Every night when dinner is made, I try to make sure that Ben's plate has a little bit of everything. A protein, a fruit, a vegetable, and a glass of milk. Unfortunately, despite my best efforts to prevent scurvy, that seems to be the track we are on. He turns his nose up at every vegetable presented (unless it's mashed potatoes - doesn't count!) and most entrées. When it comes to lunch/dinner type meals he eats a very select number of items: chicken nuggets, macaroni and cheese, cream cheese and jelly sandwiches, and plain noodles. His side selections aren't much better, I am afraid. He will eat most fruits, french fries, applesauce, yogurt, and cheese. He also refuses to eat anything sticky or messy and will become irate if he gets dirty, demanding "clean! clean!" until he is properly sanitized.

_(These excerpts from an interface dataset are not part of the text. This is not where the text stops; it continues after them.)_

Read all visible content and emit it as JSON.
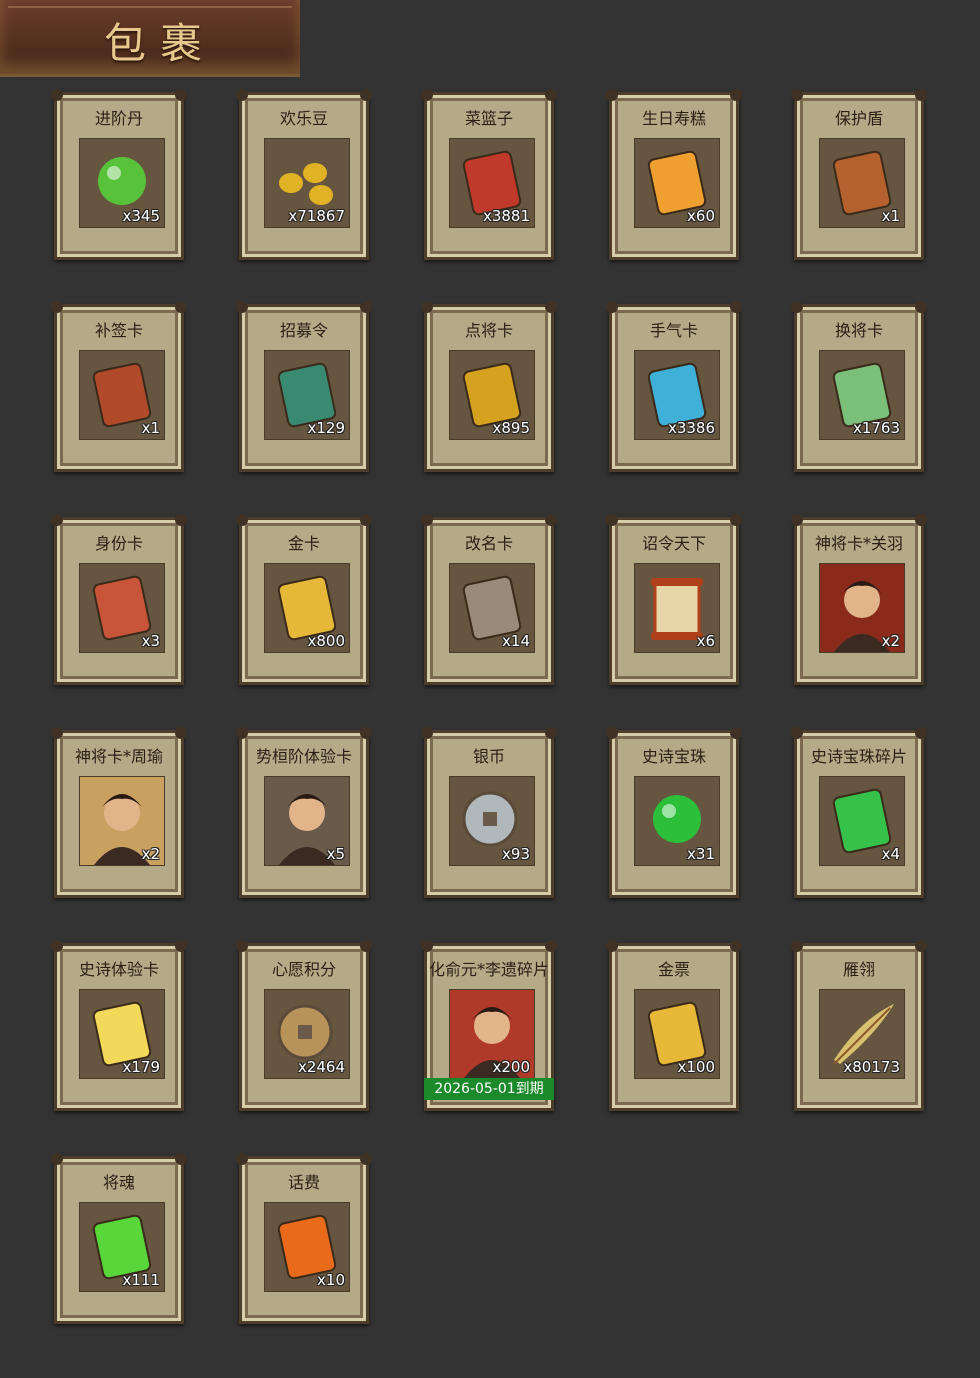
{
  "title": "包裹",
  "items": [
    {
      "name": "进阶丹",
      "qty": "x345",
      "icon": "green-orb-icon",
      "color": "#58c23a"
    },
    {
      "name": "欢乐豆",
      "qty": "x71867",
      "icon": "gold-beans-icon",
      "color": "#e2b226"
    },
    {
      "name": "菜篮子",
      "qty": "x3881",
      "icon": "basket-icon",
      "color": "#c0392b"
    },
    {
      "name": "生日寿糕",
      "qty": "x60",
      "icon": "cake-icon",
      "color": "#f0a030"
    },
    {
      "name": "保护盾",
      "qty": "x1",
      "icon": "shield-icon",
      "color": "#b5612e"
    },
    {
      "name": "补签卡",
      "qty": "x1",
      "icon": "token-card-icon",
      "color": "#b04a2a"
    },
    {
      "name": "招募令",
      "qty": "x129",
      "icon": "recruit-order-icon",
      "color": "#3a8a72"
    },
    {
      "name": "点将卡",
      "qty": "x895",
      "icon": "general-card-icon",
      "color": "#d4a21e"
    },
    {
      "name": "手气卡",
      "qty": "x3386",
      "icon": "luck-card-icon",
      "color": "#3fb0d8"
    },
    {
      "name": "换将卡",
      "qty": "x1763",
      "icon": "swap-card-icon",
      "color": "#7ac07a"
    },
    {
      "name": "身份卡",
      "qty": "x3",
      "icon": "mask-card-icon",
      "color": "#c8553a"
    },
    {
      "name": "金卡",
      "qty": "x800",
      "icon": "gold-card-icon",
      "color": "#e6b83a"
    },
    {
      "name": "改名卡",
      "qty": "x14",
      "icon": "rename-card-icon",
      "color": "#9a8a7a"
    },
    {
      "name": "诏令天下",
      "qty": "x6",
      "icon": "scroll-icon",
      "color": "#e6d6a8"
    },
    {
      "name": "神将卡*关羽",
      "qty": "x2",
      "icon": "portrait-icon",
      "color": "#8a2a1a"
    },
    {
      "name": "神将卡*周瑜",
      "qty": "x2",
      "icon": "portrait-icon",
      "color": "#c8a060"
    },
    {
      "name": "势桓阶体验卡",
      "qty": "x5",
      "icon": "portrait-icon",
      "color": "#6a5a4a"
    },
    {
      "name": "银币",
      "qty": "x93",
      "icon": "silver-coin-icon",
      "color": "#b0b8bc"
    },
    {
      "name": "史诗宝珠",
      "qty": "x31",
      "icon": "green-pearl-icon",
      "color": "#2bbf3a"
    },
    {
      "name": "史诗宝珠碎片",
      "qty": "x4",
      "icon": "jade-shard-icon",
      "color": "#36c24a"
    },
    {
      "name": "史诗体验卡",
      "qty": "x179",
      "icon": "yellow-card-icon",
      "color": "#f2d95a"
    },
    {
      "name": "心愿积分",
      "qty": "x2464",
      "icon": "heart-coin-icon",
      "color": "#b7935a"
    },
    {
      "name": "化俞元*李遗碎片",
      "qty": "x200",
      "icon": "portrait-icon",
      "color": "#b03a2a",
      "expiry": "2026-05-01到期"
    },
    {
      "name": "金票",
      "qty": "x100",
      "icon": "gold-ticket-icon",
      "color": "#e8b838"
    },
    {
      "name": "雁翎",
      "qty": "x80173",
      "icon": "feather-icon",
      "color": "#d8c070"
    },
    {
      "name": "将魂",
      "qty": "x111",
      "icon": "soul-crystal-icon",
      "color": "#58d63a"
    },
    {
      "name": "话费",
      "qty": "x10",
      "icon": "phone-fee-card-icon",
      "color": "#e86a1a"
    }
  ]
}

I have discussed this with my pediatrician and she assures me that this is normal for a two year-old. She explained that we shouldn't be too anxious about it and that he will eat better as he gets older. I am sure this is very sound advice, but it doesn't stop me from trying all manner of begging, bribing, cajoling, and threatening to try to get a bite of something healthy across those lips.
Last night, I served broccoli with cheese sauce, sure that the cheese would add the necessary enticement to the broccoli. Nothing doing. So we broke out the big guns and started talking about dessert. There were cookies offered. And then ice cream. Still no bite. The rule in our house has become two bites of everything if you want an "after dinner treat". I find myself frequently saying "at least have a 'no thank-you' bite" and "how do you know you don't like it if you don't try it". I have even trotted out "we are not going to throw all this food away, there are people in this world who don't have any food at all" without the smallest hint of irony. Still nothing. Finally, I insisted that he eat one bite before getting down from the table and everything blew up. There was kicking and screaming and sobbing. There were sad pathetic looks from my husband and, finally, I gave in and let him escape the torture that has become our dinner table.

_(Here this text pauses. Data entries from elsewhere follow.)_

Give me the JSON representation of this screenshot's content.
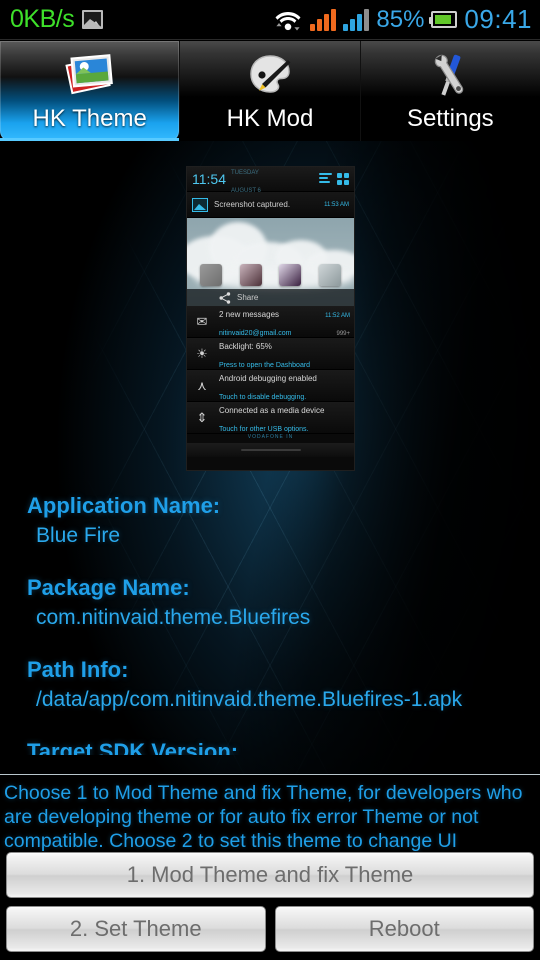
{
  "statusbar": {
    "network_speed": "0KB/s",
    "screenshot_icon": "screenshot-icon",
    "wifi_icon": "wifi-icon",
    "signal1_icon": "signal-bars-orange-icon",
    "signal2_icon": "signal-bars-blue-icon",
    "battery_percent": "85%",
    "battery_icon": "battery-icon",
    "time": "09:41",
    "colors": {
      "speed": "#3ee02a",
      "accent": "#3aa8e8",
      "battery_fill": "#62c82a"
    }
  },
  "tabs": [
    {
      "label": "HK Theme",
      "icon": "photos-icon",
      "selected": true
    },
    {
      "label": "HK Mod",
      "icon": "palette-brush-icon",
      "selected": false
    },
    {
      "label": "Settings",
      "icon": "screwdriver-wrench-icon",
      "selected": false
    }
  ],
  "preview": {
    "name": "theme-preview-image",
    "status": {
      "clock": "11:54",
      "date_line1": "TUESDAY",
      "date_line2": "AUGUST 6"
    },
    "top_notification": {
      "title": "Screenshot captured.",
      "time": "11:53 AM",
      "icon": "image-icon"
    },
    "share_label": "Share",
    "rows": [
      {
        "icon": "mail-icon",
        "title": "2 new messages",
        "subtitle": "nitinvaid20@gmail.com",
        "time": "11:52 AM",
        "badge": "999+"
      },
      {
        "icon": "brightness-icon",
        "title": "Backlight: 65%",
        "subtitle": "Press to open the Dashboard",
        "time": "",
        "badge": ""
      },
      {
        "icon": "android-icon",
        "title": "Android debugging enabled",
        "subtitle": "Touch to disable debugging.",
        "time": "",
        "badge": ""
      },
      {
        "icon": "usb-icon",
        "title": "Connected as a media device",
        "subtitle": "Touch for other USB options.",
        "time": "",
        "badge": ""
      }
    ],
    "footer": "VODAFONE IN"
  },
  "info": {
    "app_name_label": "Application Name:",
    "app_name_value": "Blue Fire",
    "package_label": "Package Name:",
    "package_value": "com.nitinvaid.theme.Bluefires",
    "path_label": "Path Info:",
    "path_value": "/data/app/com.nitinvaid.theme.Bluefires-1.apk",
    "sdk_label": "Target SDK Version:",
    "accent_color": "#1f9fe8"
  },
  "bottom": {
    "description": "Choose 1 to Mod Theme and fix Theme, for developers who are developing theme or for auto fix error Theme or not compatible. Choose 2 to set this theme to change UI",
    "buttons": {
      "mod_theme": "1. Mod Theme and fix Theme",
      "set_theme": "2. Set Theme",
      "reboot": "Reboot"
    }
  }
}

My husband got up to clear the table and all the while we were having a debate about how to encourage eating without incurring trauma. Meanwhile, Ben had run over to the pantry and was begging "Goldfish! Goldfish!" Already at my wits end I responded VERY firmly "Oh no! If you want goldfish then you are going to eat two bites of broccoli!" He ran right over to me, climbed in my lap and proceeded to eat both forkfuls offered. No further persuasion necessary. Obviously, he knows who is in control. And it's not me.